§ Action item
Produce an exact copy of the data below.

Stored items
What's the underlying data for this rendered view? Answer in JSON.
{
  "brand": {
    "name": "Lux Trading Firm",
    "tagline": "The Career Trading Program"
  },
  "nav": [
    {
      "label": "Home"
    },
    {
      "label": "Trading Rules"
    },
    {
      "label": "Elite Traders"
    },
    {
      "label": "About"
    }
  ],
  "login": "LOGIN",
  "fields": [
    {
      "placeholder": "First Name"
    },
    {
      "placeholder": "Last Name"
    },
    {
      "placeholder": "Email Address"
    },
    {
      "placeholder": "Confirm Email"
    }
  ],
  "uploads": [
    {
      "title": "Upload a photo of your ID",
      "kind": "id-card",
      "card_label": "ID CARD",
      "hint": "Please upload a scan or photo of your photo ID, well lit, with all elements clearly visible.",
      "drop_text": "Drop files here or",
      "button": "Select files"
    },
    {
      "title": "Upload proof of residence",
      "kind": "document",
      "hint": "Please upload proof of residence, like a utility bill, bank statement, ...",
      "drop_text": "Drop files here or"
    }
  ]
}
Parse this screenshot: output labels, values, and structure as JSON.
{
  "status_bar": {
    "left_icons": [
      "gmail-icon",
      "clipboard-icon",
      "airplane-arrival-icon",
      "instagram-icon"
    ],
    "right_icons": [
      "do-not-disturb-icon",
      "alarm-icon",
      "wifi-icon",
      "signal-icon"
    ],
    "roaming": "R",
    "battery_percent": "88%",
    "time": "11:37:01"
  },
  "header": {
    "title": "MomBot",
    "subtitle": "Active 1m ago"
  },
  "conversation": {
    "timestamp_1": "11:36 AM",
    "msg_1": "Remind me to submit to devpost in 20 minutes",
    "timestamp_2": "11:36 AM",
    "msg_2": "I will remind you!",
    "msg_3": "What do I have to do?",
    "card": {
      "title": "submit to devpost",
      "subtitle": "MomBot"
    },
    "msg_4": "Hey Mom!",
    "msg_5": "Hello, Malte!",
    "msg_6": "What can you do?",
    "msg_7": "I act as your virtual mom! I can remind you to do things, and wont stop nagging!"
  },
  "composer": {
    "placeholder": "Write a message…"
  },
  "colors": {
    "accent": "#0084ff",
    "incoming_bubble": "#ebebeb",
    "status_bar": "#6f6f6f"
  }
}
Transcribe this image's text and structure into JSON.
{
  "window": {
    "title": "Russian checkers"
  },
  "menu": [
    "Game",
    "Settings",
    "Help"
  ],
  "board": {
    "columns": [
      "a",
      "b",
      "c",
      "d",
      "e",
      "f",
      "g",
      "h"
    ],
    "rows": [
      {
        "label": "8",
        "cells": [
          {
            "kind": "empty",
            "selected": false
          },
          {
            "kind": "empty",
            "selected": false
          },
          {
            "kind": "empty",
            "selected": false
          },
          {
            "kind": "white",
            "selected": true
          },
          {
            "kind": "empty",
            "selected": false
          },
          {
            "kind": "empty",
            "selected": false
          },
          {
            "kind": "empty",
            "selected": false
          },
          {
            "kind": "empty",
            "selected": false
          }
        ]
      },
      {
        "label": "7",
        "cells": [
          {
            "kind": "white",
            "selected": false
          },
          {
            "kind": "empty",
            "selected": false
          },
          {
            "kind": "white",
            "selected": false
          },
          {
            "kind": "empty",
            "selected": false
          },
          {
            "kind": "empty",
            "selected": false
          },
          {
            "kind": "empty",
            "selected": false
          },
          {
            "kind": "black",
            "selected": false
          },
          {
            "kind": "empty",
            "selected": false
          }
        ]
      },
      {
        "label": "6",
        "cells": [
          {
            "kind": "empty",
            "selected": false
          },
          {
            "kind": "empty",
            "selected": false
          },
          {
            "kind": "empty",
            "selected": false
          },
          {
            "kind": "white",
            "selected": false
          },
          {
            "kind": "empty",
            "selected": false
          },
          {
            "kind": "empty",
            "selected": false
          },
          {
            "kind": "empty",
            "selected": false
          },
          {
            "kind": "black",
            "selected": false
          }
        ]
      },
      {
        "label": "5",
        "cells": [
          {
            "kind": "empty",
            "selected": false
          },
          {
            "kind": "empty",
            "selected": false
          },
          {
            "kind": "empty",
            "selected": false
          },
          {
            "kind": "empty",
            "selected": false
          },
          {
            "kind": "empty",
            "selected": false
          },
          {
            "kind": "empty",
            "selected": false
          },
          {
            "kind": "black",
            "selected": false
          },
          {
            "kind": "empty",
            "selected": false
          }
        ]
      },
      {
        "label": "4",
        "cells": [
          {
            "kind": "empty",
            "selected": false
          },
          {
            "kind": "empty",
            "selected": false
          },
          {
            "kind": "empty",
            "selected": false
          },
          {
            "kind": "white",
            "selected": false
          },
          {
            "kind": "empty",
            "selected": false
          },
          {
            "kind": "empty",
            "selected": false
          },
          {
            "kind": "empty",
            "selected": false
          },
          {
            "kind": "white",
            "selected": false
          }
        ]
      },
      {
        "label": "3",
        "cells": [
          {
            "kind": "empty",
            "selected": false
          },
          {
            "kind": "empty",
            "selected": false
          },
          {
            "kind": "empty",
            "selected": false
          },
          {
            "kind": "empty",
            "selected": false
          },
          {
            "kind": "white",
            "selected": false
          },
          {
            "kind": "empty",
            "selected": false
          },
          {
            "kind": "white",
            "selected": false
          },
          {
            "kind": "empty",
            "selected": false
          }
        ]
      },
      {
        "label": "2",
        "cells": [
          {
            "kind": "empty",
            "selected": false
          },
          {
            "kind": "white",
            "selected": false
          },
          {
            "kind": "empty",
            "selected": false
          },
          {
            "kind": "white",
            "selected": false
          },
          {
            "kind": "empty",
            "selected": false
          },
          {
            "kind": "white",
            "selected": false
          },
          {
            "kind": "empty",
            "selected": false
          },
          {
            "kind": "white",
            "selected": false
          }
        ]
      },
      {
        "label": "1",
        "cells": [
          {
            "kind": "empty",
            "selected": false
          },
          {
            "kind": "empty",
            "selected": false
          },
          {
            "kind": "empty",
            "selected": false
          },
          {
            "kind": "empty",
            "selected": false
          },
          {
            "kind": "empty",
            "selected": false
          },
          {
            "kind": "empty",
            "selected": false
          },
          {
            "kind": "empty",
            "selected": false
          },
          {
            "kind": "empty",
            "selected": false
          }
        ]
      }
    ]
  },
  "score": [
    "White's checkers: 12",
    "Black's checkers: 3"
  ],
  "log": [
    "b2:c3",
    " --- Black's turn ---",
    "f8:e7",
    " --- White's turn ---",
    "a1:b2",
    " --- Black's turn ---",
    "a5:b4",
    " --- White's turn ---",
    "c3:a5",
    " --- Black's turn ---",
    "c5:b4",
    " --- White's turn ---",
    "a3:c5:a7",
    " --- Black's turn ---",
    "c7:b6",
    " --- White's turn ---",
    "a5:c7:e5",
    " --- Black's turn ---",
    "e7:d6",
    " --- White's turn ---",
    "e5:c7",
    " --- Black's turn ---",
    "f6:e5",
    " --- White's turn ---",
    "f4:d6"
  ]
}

§ Response to this exercise
What's the underlying data for this rendered view? Answer in JSON.
{
  "brand": {
    "name": "Lux Trading Firm",
    "tagline": "The Career Trading Program"
  },
  "nav": [
    {
      "label": "Home"
    },
    {
      "label": "Trading Rules"
    },
    {
      "label": "Elite Traders"
    },
    {
      "label": "About"
    }
  ],
  "login": "LOGIN",
  "fields": [
    {
      "placeholder": "First Name"
    },
    {
      "placeholder": "Last Name"
    },
    {
      "placeholder": "Email Address"
    },
    {
      "placeholder": "Confirm Email"
    }
  ],
  "uploads": [
    {
      "title": "Upload a photo of your ID",
      "kind": "id-card",
      "card_label": "ID CARD",
      "hint": "Please upload a scan or photo of your photo ID, well lit, with all elements clearly visible.",
      "drop_text": "Drop files here or",
      "button": "Select files"
    },
    {
      "title": "Upload proof of residence",
      "kind": "document",
      "hint": "Please upload proof of residence, like a utility bill, bank statement, ...",
      "drop_text": "Drop files here or"
    }
  ]
}
Parse this screenshot: output labels, values, and structure as JSON.
{
  "status_bar": {
    "left_icons": [
      "gmail-icon",
      "clipboard-icon",
      "airplane-arrival-icon",
      "instagram-icon"
    ],
    "right_icons": [
      "do-not-disturb-icon",
      "alarm-icon",
      "wifi-icon",
      "signal-icon"
    ],
    "roaming": "R",
    "battery_percent": "88%",
    "time": "11:37:01"
  },
  "header": {
    "title": "MomBot",
    "subtitle": "Active 1m ago"
  },
  "conversation": {
    "timestamp_1": "11:36 AM",
    "msg_1": "Remind me to submit to devpost in 20 minutes",
    "timestamp_2": "11:36 AM",
    "msg_2": "I will remind you!",
    "msg_3": "What do I have to do?",
    "card": {
      "title": "submit to devpost",
      "subtitle": "MomBot"
    },
    "msg_4": "Hey Mom!",
    "msg_5": "Hello, Malte!",
    "msg_6": "What can you do?",
    "msg_7": "I act as your virtual mom! I can remind you to do things, and wont stop nagging!"
  },
  "composer": {
    "placeholder": "Write a message…"
  },
  "colors": {
    "accent": "#0084ff",
    "incoming_bubble": "#ebebeb",
    "status_bar": "#6f6f6f"
  }
}
Transcribe this image's text and structure into JSON.
{
  "window": {
    "title": "Russian checkers"
  },
  "menu": [
    "Game",
    "Settings",
    "Help"
  ],
  "board": {
    "columns": [
      "a",
      "b",
      "c",
      "d",
      "e",
      "f",
      "g",
      "h"
    ],
    "rows": [
      {
        "label": "8",
        "cells": [
          {
            "kind": "empty",
            "selected": false
          },
          {
            "kind": "empty",
            "selected": false
          },
          {
            "kind": "empty",
            "selected": false
          },
          {
            "kind": "white",
            "selected": true
          },
          {
            "kind": "empty",
            "selected": false
          },
          {
            "kind": "empty",
            "selected": false
          },
          {
            "kind": "empty",
            "selected": false
          },
          {
            "kind": "empty",
            "selected": false
          }
        ]
      },
      {
        "label": "7",
        "cells": [
          {
            "kind": "white",
            "selected": false
          },
          {
            "kind": "empty",
            "selected": false
          },
          {
            "kind": "white",
            "selected": false
          },
          {
            "kind": "empty",
            "selected": false
          },
          {
            "kind": "empty",
            "selected": false
          },
          {
            "kind": "empty",
            "selected": false
          },
          {
            "kind": "black",
            "selected": false
          },
          {
            "kind": "empty",
            "selected": false
          }
        ]
      },
      {
        "label": "6",
        "cells": [
          {
            "kind": "empty",
            "selected": false
          },
          {
            "kind": "empty",
            "selected": false
          },
          {
            "kind": "empty",
            "selected": false
          },
          {
            "kind": "white",
            "selected": false
          },
          {
            "kind": "empty",
            "selected": false
          },
          {
            "kind": "empty",
            "selected": false
          },
          {
            "kind": "empty",
            "selected": false
          },
          {
            "kind": "black",
            "selected": false
          }
        ]
      },
      {
        "label": "5",
        "cells": [
          {
            "kind": "empty",
            "selected": false
          },
          {
            "kind": "empty",
            "selected": false
          },
          {
            "kind": "empty",
            "selected": false
          },
          {
            "kind": "empty",
            "selected": false
          },
          {
            "kind": "empty",
            "selected": false
          },
          {
            "kind": "empty",
            "selected": false
          },
          {
            "kind": "black",
            "selected": false
          },
          {
            "kind": "empty",
            "selected": false
          }
        ]
      },
      {
        "label": "4",
        "cells": [
          {
            "kind": "empty",
            "selected": false
          },
          {
            "kind": "empty",
            "selected": false
          },
          {
            "kind": "empty",
            "selected": false
          },
          {
            "kind": "white",
            "selected": false
          },
          {
            "kind": "empty",
            "selected": false
          },
          {
            "kind": "empty",
            "selected": false
          },
          {
            "kind": "empty",
            "selected": false
          },
          {
            "kind": "white",
            "selected": false
          }
        ]
      },
      {
        "label": "3",
        "cells": [
          {
            "kind": "empty",
            "selected": false
          },
          {
            "kind": "empty",
            "selected": false
          },
          {
            "kind": "empty",
            "selected": false
          },
          {
            "kind": "empty",
            "selected": false
          },
          {
            "kind": "white",
            "selected": false
          },
          {
            "kind": "empty",
            "selected": false
          },
          {
            "kind": "white",
            "selected": false
          },
          {
            "kind": "empty",
            "selected": false
          }
        ]
      },
      {
        "label": "2",
        "cells": [
          {
            "kind": "empty",
            "selected": false
          },
          {
            "kind": "white",
            "selected": false
          },
          {
            "kind": "empty",
            "selected": false
          },
          {
            "kind": "white",
            "selected": false
          },
          {
            "kind": "empty",
            "selected": false
          },
          {
            "kind": "white",
            "selected": false
          },
          {
            "kind": "empty",
            "selected": false
          },
          {
            "kind": "white",
            "selected": false
          }
        ]
      },
      {
        "label": "1",
        "cells": [
          {
            "kind": "empty",
            "selected": false
          },
          {
            "kind": "empty",
            "selected": false
          },
          {
            "kind": "empty",
            "selected": false
          },
          {
            "kind": "empty",
            "selected": false
          },
          {
            "kind": "empty",
            "selected": false
          },
          {
            "kind": "empty",
            "selected": false
          },
          {
            "kind": "empty",
            "selected": false
          },
          {
            "kind": "empty",
            "selected": false
          }
        ]
      }
    ]
  },
  "score": [
    "White's checkers: 12",
    "Black's checkers: 3"
  ],
  "log": [
    "b2:c3",
    " --- Black's turn ---",
    "f8:e7",
    " --- White's turn ---",
    "a1:b2",
    " --- Black's turn ---",
    "a5:b4",
    " --- White's turn ---",
    "c3:a5",
    " --- Black's turn ---",
    "c5:b4",
    " --- White's turn ---",
    "a3:c5:a7",
    " --- Black's turn ---",
    "c7:b6",
    " --- White's turn ---",
    "a5:c7:e5",
    " --- Black's turn ---",
    "e7:d6",
    " --- White's turn ---",
    "e5:c7",
    " --- Black's turn ---",
    "f6:e5",
    " --- White's turn ---",
    "f4:d6"
  ]
}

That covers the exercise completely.